Religion meets Higher Education
I did have some memorable experiences that had a huge impact on my perceptions of marginality and mattering described by Schlossberg (1984). One such experience happened during my first college course when I was instantly marginalized. I had just received my first college syllabus and was busy penciling in test dates when I realized that the first exam coincided with the Jewish high holiday of Rosh Hashanah. I was surprised and disappointed that the professor had not been more thoughtful in planning the test dates: this was a large state institution and there were well over three hundred students in my class, someone else had to be in my same situation. My immediate reaction was fear; I had been a college student for less than an hour and did not have the coping skills necessary to handle this scheduling conflict. Many questions whizzed through my head: was it permissible to request an alternative test date or was I expected to simply disregard an important religious holiday?

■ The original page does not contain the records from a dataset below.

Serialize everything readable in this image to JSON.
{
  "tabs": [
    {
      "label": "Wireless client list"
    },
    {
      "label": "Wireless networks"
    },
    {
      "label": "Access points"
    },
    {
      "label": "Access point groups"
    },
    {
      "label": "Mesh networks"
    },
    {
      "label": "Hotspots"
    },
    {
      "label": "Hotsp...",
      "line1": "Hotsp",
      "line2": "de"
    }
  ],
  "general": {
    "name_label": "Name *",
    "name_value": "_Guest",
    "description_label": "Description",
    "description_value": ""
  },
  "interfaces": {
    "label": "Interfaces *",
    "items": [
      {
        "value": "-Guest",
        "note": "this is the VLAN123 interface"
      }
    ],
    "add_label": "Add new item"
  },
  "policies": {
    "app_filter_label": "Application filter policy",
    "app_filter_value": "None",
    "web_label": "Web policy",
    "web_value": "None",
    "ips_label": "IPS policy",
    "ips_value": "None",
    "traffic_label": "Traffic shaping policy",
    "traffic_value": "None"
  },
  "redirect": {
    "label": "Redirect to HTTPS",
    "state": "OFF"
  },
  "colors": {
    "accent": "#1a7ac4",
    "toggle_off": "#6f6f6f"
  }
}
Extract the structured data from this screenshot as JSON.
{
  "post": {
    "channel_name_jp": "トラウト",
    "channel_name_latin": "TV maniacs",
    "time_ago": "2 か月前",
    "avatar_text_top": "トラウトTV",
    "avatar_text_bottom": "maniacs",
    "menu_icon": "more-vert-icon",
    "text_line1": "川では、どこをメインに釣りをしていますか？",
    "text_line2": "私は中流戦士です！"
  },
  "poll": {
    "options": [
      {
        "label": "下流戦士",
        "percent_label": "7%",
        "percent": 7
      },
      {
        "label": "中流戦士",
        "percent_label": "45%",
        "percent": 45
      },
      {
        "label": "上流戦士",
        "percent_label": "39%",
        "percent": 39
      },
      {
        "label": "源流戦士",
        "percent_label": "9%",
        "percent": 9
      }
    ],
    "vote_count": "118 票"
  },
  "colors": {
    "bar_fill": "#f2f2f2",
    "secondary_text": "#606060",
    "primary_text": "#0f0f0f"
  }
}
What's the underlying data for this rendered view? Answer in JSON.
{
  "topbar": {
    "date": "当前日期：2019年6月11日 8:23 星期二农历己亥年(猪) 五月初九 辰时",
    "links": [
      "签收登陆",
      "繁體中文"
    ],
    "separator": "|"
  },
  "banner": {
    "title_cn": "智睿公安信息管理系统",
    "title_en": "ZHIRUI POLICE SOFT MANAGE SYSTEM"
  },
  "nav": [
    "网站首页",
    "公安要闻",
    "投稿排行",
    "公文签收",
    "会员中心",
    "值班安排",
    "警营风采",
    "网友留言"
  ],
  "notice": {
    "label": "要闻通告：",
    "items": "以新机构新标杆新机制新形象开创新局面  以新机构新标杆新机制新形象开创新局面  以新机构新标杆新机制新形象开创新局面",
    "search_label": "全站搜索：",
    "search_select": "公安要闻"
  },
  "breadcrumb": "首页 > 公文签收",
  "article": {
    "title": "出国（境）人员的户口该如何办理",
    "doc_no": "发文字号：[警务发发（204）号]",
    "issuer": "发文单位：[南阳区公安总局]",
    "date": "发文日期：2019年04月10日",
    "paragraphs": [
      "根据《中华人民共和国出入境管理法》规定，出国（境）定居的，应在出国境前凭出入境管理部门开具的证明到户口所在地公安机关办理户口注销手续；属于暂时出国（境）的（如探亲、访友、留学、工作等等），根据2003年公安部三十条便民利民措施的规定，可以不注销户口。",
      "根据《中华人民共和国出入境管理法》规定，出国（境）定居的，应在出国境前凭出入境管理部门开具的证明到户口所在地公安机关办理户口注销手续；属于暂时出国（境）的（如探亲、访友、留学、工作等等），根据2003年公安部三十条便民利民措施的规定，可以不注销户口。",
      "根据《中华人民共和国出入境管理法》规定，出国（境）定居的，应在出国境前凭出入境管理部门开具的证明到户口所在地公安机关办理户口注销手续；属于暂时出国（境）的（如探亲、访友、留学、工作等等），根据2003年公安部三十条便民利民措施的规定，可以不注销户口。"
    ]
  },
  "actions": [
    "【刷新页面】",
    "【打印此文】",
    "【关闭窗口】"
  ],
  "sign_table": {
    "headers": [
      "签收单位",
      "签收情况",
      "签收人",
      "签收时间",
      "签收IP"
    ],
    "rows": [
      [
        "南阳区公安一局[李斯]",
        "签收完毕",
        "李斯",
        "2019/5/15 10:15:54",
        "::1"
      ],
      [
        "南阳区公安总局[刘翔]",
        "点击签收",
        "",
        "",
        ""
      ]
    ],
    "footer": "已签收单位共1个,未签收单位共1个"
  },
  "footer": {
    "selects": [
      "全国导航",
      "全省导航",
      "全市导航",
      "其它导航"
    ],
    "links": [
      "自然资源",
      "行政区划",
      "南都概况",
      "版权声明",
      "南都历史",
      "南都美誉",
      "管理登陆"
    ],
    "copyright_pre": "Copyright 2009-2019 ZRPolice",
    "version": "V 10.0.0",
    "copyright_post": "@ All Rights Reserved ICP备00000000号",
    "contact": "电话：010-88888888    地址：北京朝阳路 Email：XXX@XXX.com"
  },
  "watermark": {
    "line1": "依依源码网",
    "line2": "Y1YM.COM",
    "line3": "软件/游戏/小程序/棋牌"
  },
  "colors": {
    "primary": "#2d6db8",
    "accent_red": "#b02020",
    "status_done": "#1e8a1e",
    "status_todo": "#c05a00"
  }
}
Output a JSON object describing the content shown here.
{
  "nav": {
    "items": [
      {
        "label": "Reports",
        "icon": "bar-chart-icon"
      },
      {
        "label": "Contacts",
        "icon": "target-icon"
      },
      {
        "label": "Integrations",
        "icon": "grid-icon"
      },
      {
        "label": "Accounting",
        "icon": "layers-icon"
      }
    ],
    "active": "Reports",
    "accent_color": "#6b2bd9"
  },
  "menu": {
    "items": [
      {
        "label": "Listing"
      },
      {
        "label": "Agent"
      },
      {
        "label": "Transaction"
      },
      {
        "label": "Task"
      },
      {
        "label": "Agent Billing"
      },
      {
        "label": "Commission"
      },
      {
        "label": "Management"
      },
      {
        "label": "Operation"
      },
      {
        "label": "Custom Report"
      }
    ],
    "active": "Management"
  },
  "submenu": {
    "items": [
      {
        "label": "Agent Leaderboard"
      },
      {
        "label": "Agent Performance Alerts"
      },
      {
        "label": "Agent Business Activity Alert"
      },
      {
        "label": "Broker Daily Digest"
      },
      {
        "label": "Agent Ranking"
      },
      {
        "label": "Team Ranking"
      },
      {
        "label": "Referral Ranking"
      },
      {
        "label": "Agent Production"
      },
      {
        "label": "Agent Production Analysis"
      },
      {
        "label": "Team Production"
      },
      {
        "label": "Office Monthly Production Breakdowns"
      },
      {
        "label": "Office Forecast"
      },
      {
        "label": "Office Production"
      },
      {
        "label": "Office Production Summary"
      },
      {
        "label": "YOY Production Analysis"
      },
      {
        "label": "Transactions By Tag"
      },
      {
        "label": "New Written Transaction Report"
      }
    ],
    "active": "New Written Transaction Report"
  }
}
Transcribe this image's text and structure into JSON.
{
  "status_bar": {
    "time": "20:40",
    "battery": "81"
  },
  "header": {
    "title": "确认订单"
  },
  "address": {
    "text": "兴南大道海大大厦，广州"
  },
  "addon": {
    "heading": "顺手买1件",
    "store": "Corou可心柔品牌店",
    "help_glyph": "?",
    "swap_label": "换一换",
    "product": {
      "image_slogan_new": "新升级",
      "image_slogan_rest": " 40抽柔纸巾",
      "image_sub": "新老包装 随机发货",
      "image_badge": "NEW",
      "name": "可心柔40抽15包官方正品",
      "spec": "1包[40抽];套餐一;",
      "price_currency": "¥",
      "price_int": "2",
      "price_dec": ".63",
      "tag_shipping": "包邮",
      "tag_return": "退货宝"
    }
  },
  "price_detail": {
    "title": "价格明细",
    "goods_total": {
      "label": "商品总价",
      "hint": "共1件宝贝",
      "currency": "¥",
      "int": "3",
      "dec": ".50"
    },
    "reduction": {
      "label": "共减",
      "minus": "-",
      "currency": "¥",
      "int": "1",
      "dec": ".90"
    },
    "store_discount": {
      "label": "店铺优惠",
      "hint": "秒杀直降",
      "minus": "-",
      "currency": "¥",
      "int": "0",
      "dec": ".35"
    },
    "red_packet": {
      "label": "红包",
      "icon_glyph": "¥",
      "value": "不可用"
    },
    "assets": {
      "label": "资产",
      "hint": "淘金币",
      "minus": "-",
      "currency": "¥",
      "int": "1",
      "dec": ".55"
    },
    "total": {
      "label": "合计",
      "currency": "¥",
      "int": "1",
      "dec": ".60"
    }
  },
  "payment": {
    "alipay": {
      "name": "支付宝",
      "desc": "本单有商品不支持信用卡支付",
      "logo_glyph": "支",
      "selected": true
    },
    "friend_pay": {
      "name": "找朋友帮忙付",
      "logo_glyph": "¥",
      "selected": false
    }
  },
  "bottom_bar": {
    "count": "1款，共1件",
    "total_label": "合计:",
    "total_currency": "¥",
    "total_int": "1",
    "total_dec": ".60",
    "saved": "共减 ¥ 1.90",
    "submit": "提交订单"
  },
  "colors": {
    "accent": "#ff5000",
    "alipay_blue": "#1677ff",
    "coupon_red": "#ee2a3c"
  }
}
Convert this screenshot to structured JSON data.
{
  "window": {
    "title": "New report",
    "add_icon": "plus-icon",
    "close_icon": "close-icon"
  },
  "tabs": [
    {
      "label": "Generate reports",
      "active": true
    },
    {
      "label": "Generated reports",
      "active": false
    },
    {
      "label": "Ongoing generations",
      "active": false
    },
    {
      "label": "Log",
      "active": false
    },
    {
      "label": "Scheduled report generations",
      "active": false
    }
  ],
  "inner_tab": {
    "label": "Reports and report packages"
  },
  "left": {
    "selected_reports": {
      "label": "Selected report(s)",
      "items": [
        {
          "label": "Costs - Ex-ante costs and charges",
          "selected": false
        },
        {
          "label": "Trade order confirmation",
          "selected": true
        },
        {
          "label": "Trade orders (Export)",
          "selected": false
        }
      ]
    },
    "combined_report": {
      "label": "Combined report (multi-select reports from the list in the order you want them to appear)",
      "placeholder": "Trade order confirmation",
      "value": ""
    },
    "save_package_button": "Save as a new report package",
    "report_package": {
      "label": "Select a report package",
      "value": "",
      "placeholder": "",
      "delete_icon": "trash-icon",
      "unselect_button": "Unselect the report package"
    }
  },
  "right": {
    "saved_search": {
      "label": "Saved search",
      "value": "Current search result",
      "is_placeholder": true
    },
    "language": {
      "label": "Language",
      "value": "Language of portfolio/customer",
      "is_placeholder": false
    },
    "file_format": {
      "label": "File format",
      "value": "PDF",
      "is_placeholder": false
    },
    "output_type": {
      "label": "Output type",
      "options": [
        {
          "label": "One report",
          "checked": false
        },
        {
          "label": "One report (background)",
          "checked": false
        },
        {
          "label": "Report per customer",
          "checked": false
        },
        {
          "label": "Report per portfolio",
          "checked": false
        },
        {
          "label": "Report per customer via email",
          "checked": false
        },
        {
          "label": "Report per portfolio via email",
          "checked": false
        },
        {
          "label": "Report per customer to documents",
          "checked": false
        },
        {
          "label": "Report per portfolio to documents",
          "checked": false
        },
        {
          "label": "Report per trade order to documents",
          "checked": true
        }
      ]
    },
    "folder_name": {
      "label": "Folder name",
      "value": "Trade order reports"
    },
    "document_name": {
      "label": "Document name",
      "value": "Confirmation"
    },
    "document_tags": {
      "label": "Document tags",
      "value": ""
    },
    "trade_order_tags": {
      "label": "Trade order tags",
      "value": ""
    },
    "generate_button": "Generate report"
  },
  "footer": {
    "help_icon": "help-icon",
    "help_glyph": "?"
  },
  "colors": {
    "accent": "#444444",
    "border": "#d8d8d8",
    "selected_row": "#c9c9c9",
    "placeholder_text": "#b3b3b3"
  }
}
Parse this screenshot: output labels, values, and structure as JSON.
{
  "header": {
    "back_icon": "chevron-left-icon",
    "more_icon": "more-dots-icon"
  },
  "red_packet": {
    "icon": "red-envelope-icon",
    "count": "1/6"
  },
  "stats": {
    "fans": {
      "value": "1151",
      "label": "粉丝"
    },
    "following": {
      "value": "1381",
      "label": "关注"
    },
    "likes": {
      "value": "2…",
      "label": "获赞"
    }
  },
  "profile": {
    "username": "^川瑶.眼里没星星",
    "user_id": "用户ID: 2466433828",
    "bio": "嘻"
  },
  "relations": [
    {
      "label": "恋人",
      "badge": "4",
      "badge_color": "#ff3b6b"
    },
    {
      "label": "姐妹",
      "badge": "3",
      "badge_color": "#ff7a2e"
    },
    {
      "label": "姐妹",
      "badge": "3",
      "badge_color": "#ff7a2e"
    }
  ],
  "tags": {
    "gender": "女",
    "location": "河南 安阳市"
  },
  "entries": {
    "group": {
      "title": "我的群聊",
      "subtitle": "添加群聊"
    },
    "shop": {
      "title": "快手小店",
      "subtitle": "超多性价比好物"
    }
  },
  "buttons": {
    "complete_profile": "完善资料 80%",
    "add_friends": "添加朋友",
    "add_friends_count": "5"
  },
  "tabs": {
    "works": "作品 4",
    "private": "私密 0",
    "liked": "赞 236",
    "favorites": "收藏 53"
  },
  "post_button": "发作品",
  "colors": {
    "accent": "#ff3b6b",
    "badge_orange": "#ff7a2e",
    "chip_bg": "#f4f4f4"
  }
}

I’m not sure how I got the courage to do so, but I meekly approached the professor after class and explained the problem to her. She quickly apologized for the poor scheduling and set up a special time for me to come to her office to take the test. It was at this moment, that I realized, perhaps for the first time, that someone officially connected with the university was concerned about my well-being. It was the first time that I officially mattered, but it was only in the form of attention or “the most elementary form of mattering (…) the feeling that one commands the interest or notice of another person” (Schlossberg, p.9).